“We’ve decided to phase-out or reduce certain ingredients that are safe by scientific standards and considered safe by key regulators around the world including the EU, the US and China,” said Susan Nettesheim, VP-product stewardship & toxicology. “We’re doing this because we’re listening to the people who rely on our products, and if they have concerns, we’re committed to addressing them, as long as we can do so safely and effectively. We want to be sure people have peace of mind bringing our products into their homes and caring for themselves and their families. Nothing is more important to us.”
While the move may have pleased CSC, it didn’t exactly appease the organization, which last month launched a national campaign challenging market leaders such as L’Oréal, Procter & Gamble, Estée Lauder, Avon and Unilever to follow J&J’s lead and commit to removing carcinogens and other harmful chemicals from cosmetics and specify a timeline for removal.
Even green competitors applauded J&J’s move and issued a challenge. John Replogle, CEO of Seventh Generation, observed: “We commend Johnson & Johnson for removing some of the ‘chemicals of concern’ found in their personal care and cosmetic products and taking the small step announced today. We think there is far more the company and other companies can and should be doing, and doing it much faster.”

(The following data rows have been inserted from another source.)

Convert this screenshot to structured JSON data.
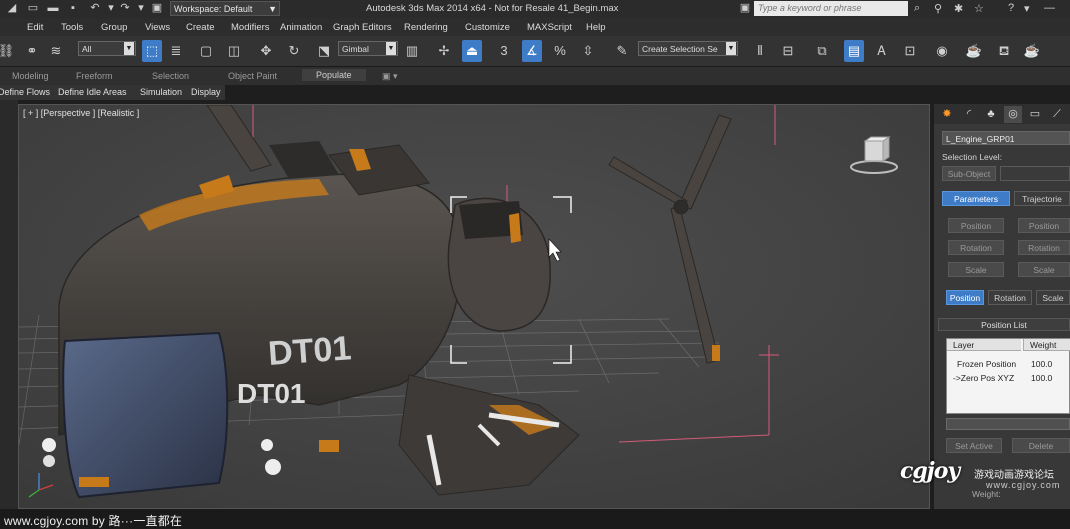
{
  "title_bar": {
    "workspace": "Workspace: Default",
    "app_title": "Autodesk 3ds Max  2014 x64   - Not for Resale   41_Begin.max",
    "search_placeholder": "Type a keyword or phrase"
  },
  "menu": [
    "Edit",
    "Tools",
    "Group",
    "Views",
    "Create",
    "Modifiers",
    "Animation",
    "Graph Editors",
    "Rendering",
    "Customize",
    "MAXScript",
    "Help"
  ],
  "toolbar": {
    "selection_filter": "All",
    "ref_coord": "Gimbal",
    "angle_snap": "3",
    "named_selection": "Create Selection Se"
  },
  "ribbon_tabs": [
    "Modeling",
    "Freeform",
    "Selection",
    "Object Paint",
    "Populate"
  ],
  "ribbon_active": "Populate",
  "sub_ribbon": [
    "Define Flows",
    "Define Idle Areas",
    "Simulation",
    "Display"
  ],
  "viewport": {
    "label": "[ + ] [Perspective ] [Realistic ]",
    "hull_text": "DT01",
    "fuselage_text": "DT01",
    "colors": {
      "bg": "#444444",
      "grid": "#8a8a8a",
      "hull": "#3a3a3a",
      "rust": "#c77a1a",
      "axis_pink": "#d45a7a"
    }
  },
  "command_panel": {
    "object_name": "L_Engine_GRP01",
    "selection_level_label": "Selection Level:",
    "sub_object": "Sub-Object",
    "tab_parameters": "Parameters",
    "tab_trajectories": "Trajectorie",
    "left_buttons": [
      "Position",
      "Rotation",
      "Scale"
    ],
    "right_buttons": [
      "Position",
      "Rotation",
      "Scale"
    ],
    "controller_tabs": [
      "Position",
      "Rotation",
      "Scale"
    ],
    "controller_active": "Position",
    "position_list_title": "Position List",
    "list_headers": [
      "Layer",
      "Weight"
    ],
    "list_rows": [
      {
        "layer": "Frozen Position",
        "weight": "100.0"
      },
      {
        "layer": "->Zero Pos XYZ",
        "weight": "100.0"
      }
    ],
    "set_active": "Set Active",
    "delete": "Delete",
    "weight_label": "Weight:"
  },
  "overlay": {
    "site": "www.cgjoy.com by 路···一直都在",
    "logo": "CGJOY",
    "logo_cn": "游戏动画游戏论坛",
    "logo_url": "www.cgjoy.com"
  }
}
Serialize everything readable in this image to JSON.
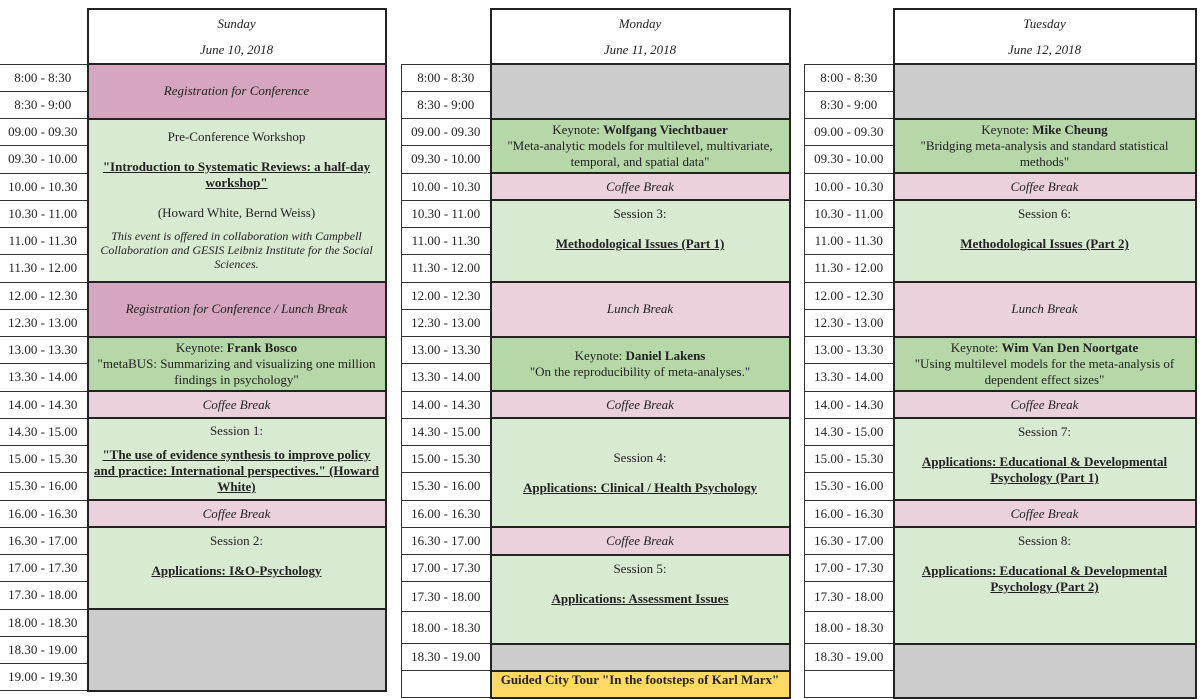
{
  "times": [
    "8:00 - 8:30",
    "8:30 - 9:00",
    "09.00 - 09.30",
    "09.30 - 10.00",
    "10.00 - 10.30",
    "10.30 - 11.00",
    "11.00 - 11.30",
    "11.30 - 12.00",
    "12.00 - 12.30",
    "12.30 - 13.00",
    "13.00 - 13.30",
    "13.30 - 14.00",
    "14.00 - 14.30",
    "14.30 - 15.00",
    "15.00 - 15.30",
    "15.30 - 16.00",
    "16.00 - 16.30",
    "16.30 - 17.00",
    "17.00 - 17.30",
    "17.30 - 18.00",
    "18.00 - 18.30",
    "18.30 - 19.00",
    "19.00 - 19.30",
    ""
  ],
  "colors": {
    "registration": "#d5a6bd",
    "coffee_lunch": "#ead1dc",
    "session": "#d9ead3",
    "keynote": "#b6d7a8",
    "free": "#cccccc",
    "tour": "#ffd966"
  },
  "days": [
    {
      "name": "Sunday",
      "date": "June 10, 2018",
      "time_count": 23,
      "events": [
        {
          "span": 2,
          "color": "mauve",
          "lines": [
            {
              "s": "italic",
              "t": "Registration for Conference"
            }
          ]
        },
        {
          "span": 6,
          "color": "green",
          "lines": [
            {
              "s": "plain",
              "t": "Pre-Conference Workshop"
            },
            {
              "s": "title",
              "t": "\"Introduction to Systematic Reviews: a half-day workshop\"",
              "gap": true
            },
            {
              "s": "plain",
              "t": "(Howard White, Bernd Weiss)",
              "gap": true
            },
            {
              "s": "note",
              "t": "This event is offered in collaboration with Campbell Collaboration and GESIS Leibniz Institute for the Social Sciences.",
              "gaps": true
            }
          ]
        },
        {
          "span": 2,
          "color": "mauve",
          "lines": [
            {
              "s": "italic",
              "t": "Registration for Conference / Lunch Break"
            }
          ]
        },
        {
          "span": 2,
          "color": "key",
          "lines": [
            {
              "s": "keynote",
              "t": "Keynote: ",
              "b": "Frank Bosco"
            },
            {
              "s": "plain",
              "t": "\"metaBUS: Summarizing and visualizing one million findings in psychology\""
            }
          ]
        },
        {
          "span": 1,
          "color": "pink",
          "lines": [
            {
              "s": "italic",
              "t": "Coffee Break"
            }
          ]
        },
        {
          "span": 3,
          "color": "green",
          "lines": [
            {
              "s": "plain",
              "t": "Session 1:"
            },
            {
              "s": "title",
              "t": "\"The use of evidence synthesis to improve policy and practice: International perspectives.\" (Howard White)",
              "gaps": true
            }
          ]
        },
        {
          "span": 1,
          "color": "pink",
          "lines": [
            {
              "s": "italic",
              "t": "Coffee Break"
            }
          ]
        },
        {
          "span": 3,
          "color": "green",
          "lines": [
            {
              "s": "plain",
              "t": "Session 2:"
            },
            {
              "s": "title",
              "t": "Applications: I&O-Psychology",
              "gap": true
            }
          ],
          "top": true
        },
        {
          "span": 3,
          "color": "gray",
          "lines": []
        }
      ]
    },
    {
      "name": "Monday",
      "date": "June 11, 2018",
      "time_count": 22,
      "events": [
        {
          "span": 2,
          "color": "gray",
          "lines": []
        },
        {
          "span": 2,
          "color": "key",
          "lines": [
            {
              "s": "keynote",
              "t": "Keynote: ",
              "b": "Wolfgang Viechtbauer"
            },
            {
              "s": "plain",
              "t": "\"Meta-analytic models for multilevel, multivariate, temporal, and spatial data\""
            }
          ]
        },
        {
          "span": 1,
          "color": "pink",
          "lines": [
            {
              "s": "italic",
              "t": "Coffee Break"
            }
          ]
        },
        {
          "span": 3,
          "color": "green",
          "lines": [
            {
              "s": "plain",
              "t": "Session 3:"
            },
            {
              "s": "title",
              "t": "Methodological Issues (Part 1)",
              "gap": true
            }
          ],
          "top": true
        },
        {
          "span": 2,
          "color": "pink",
          "lines": [
            {
              "s": "italic",
              "t": "Lunch  Break"
            }
          ]
        },
        {
          "span": 2,
          "color": "key",
          "lines": [
            {
              "s": "keynote",
              "t": "Keynote: ",
              "b": "Daniel Lakens"
            },
            {
              "s": "plain",
              "t": "\"On the reproducibility of meta-analyses.\""
            }
          ]
        },
        {
          "span": 1,
          "color": "pink",
          "lines": [
            {
              "s": "italic",
              "t": "Coffee Break"
            }
          ]
        },
        {
          "span": 4,
          "color": "green",
          "lines": [
            {
              "s": "plain",
              "t": "Session 4:"
            },
            {
              "s": "title",
              "t": "Applications: Clinical / Health Psychology",
              "gap": true
            }
          ]
        },
        {
          "span": 1,
          "color": "pink",
          "lines": [
            {
              "s": "italic",
              "t": "Coffee Break"
            }
          ]
        },
        {
          "span": 3,
          "color": "green",
          "lines": [
            {
              "s": "plain",
              "t": "Session 5:"
            },
            {
              "s": "title",
              "t": "Applications: Assessment Issues",
              "gap": true
            }
          ],
          "top": true
        },
        {
          "span": 1,
          "color": "gray",
          "lines": []
        },
        {
          "span": 1,
          "color": "orange",
          "lines": [
            {
              "s": "bold",
              "t": "Guided City Tour \"In the footsteps of Karl Marx\""
            }
          ]
        }
      ]
    },
    {
      "name": "Tuesday",
      "date": "June 12, 2018",
      "time_count": 22,
      "events": [
        {
          "span": 2,
          "color": "gray",
          "lines": []
        },
        {
          "span": 2,
          "color": "key",
          "lines": [
            {
              "s": "keynote",
              "t": "Keynote: ",
              "b": "Mike Cheung"
            },
            {
              "s": "plain",
              "t": "\"Bridging meta-analysis and standard statistical methods\""
            }
          ]
        },
        {
          "span": 1,
          "color": "pink",
          "lines": [
            {
              "s": "italic",
              "t": "Coffee Break"
            }
          ]
        },
        {
          "span": 3,
          "color": "green",
          "lines": [
            {
              "s": "plain",
              "t": "Session 6:"
            },
            {
              "s": "title",
              "t": "Methodological Issues (Part 2)",
              "gap": true
            }
          ],
          "top": true
        },
        {
          "span": 2,
          "color": "pink",
          "lines": [
            {
              "s": "italic",
              "t": "Lunch  Break"
            }
          ]
        },
        {
          "span": 2,
          "color": "key",
          "lines": [
            {
              "s": "keynote",
              "t": "Keynote: ",
              "b": "Wim Van Den Noortgate"
            },
            {
              "s": "plain",
              "t": "\"Using multilevel models for the meta-analysis of dependent effect sizes\""
            }
          ]
        },
        {
          "span": 1,
          "color": "pink",
          "lines": [
            {
              "s": "italic",
              "t": "Coffee Break"
            }
          ]
        },
        {
          "span": 3,
          "color": "green",
          "lines": [
            {
              "s": "plain",
              "t": "Session 7:"
            },
            {
              "s": "title",
              "t": "Applications: Educational & Developmental Psychology (Part 1)",
              "gap": true
            }
          ],
          "top": true
        },
        {
          "span": 1,
          "color": "pink",
          "lines": [
            {
              "s": "italic",
              "t": "Coffee Break"
            }
          ]
        },
        {
          "span": 4,
          "color": "green",
          "lines": [
            {
              "s": "plain",
              "t": "Session 8:"
            },
            {
              "s": "title",
              "t": "Applications: Educational & Developmental Psychology (Part 2)",
              "gap": true
            }
          ],
          "top": true
        },
        {
          "span": 2,
          "color": "gray",
          "lines": []
        }
      ]
    }
  ]
}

For years, the industry and its associations have defended their use of certain ingredients with reams of safety studies and FDA’s blessings. Now, however, as one of the industry leaders changes its stance, it will be interesting to see how long it takes before others follow. Stay tuned.